The pandemic isn’t over, and now the Centers for Disease Control and Prevention (CDC) has come out with new guidelines regarding mask-wearing.
The CDC suggests fully vaccinated, and unvaccinated people wear masks in public indoor settings in its new recommendations, only in areas across the country where COVID-19 is spreading the fastest. (For unvaccinated people, you should be wearing a mask in basically most contexts.) And some states really need to be following this updated guidance.
Experts are worried about the Delta variant, which is causing cases to rise all over the country. Not only that, but research suggests that vaccinated people who have been infected with the Delta variant can still transmit the virus to others as readily as the unvaccinated. And that’s the motivator behind the third change in guidance on indoor mask-wearing in just as many months.
The agency’s new guidance isn’t a universal one. Instead, it’s recommended for areas where there are “substantial” or “high” numbers, meaning there’s a positivity rate higher than 5 percent, or more than 50 cases per 100,000 people in the area. This is also the overall guidance that kids, teachers, and support staff from kindergarten through the end of high school all wear masks indoors when K-12 school opens again in the fall.
To help determine which states fall in the areas where a mask would be necessary indoors, the CDC has released an interactive map broken down into counties. And at first glance, a lot of the states fall in that “substantial” or “high” markers where masks are necessary.
According to the data provided by the CDC, 49.94 percent of counties across the US are considered “high risk,” with an additional 16.68 percent landing in the “substantial” category based on cases of positivity. Some counties are currently in the “moderate” (24.75 percent) and “low” (8.6 percent) categories, but they’re definitely the minority.
“It is not a welcome piece of news that masking is going to be a part of people’s lives who have already been vaccinated,” CDC Director Rochelle Walensky said.
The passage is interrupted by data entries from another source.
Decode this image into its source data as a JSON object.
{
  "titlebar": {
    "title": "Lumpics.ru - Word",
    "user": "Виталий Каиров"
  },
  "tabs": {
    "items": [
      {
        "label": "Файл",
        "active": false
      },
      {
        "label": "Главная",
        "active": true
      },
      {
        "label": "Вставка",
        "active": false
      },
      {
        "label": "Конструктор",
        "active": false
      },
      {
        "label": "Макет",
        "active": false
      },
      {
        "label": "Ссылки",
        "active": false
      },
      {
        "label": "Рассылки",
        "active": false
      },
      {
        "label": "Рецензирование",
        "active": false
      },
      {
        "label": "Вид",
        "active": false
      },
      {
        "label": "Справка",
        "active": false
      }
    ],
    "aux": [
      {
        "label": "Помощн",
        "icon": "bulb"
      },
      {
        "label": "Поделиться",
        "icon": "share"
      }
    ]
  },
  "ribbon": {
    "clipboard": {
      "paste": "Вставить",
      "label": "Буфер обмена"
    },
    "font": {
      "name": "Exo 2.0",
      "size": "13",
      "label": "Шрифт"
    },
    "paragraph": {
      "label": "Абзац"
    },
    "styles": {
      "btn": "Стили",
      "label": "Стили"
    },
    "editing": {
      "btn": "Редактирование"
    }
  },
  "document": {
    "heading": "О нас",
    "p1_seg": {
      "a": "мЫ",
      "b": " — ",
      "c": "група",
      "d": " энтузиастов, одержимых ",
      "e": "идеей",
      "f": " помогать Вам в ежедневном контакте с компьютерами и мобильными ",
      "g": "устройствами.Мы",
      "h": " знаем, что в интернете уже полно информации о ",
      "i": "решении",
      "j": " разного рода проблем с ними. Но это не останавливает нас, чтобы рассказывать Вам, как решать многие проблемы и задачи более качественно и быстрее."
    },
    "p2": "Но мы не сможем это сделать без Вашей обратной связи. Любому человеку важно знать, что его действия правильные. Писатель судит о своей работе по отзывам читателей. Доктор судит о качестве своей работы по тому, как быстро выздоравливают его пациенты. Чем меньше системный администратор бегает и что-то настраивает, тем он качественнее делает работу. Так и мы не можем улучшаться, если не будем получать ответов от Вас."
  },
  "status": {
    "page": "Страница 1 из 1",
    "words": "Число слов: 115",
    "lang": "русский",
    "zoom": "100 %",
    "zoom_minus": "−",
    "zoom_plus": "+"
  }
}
However, she notes that this “could have been avoided with higher vaccination coverage.”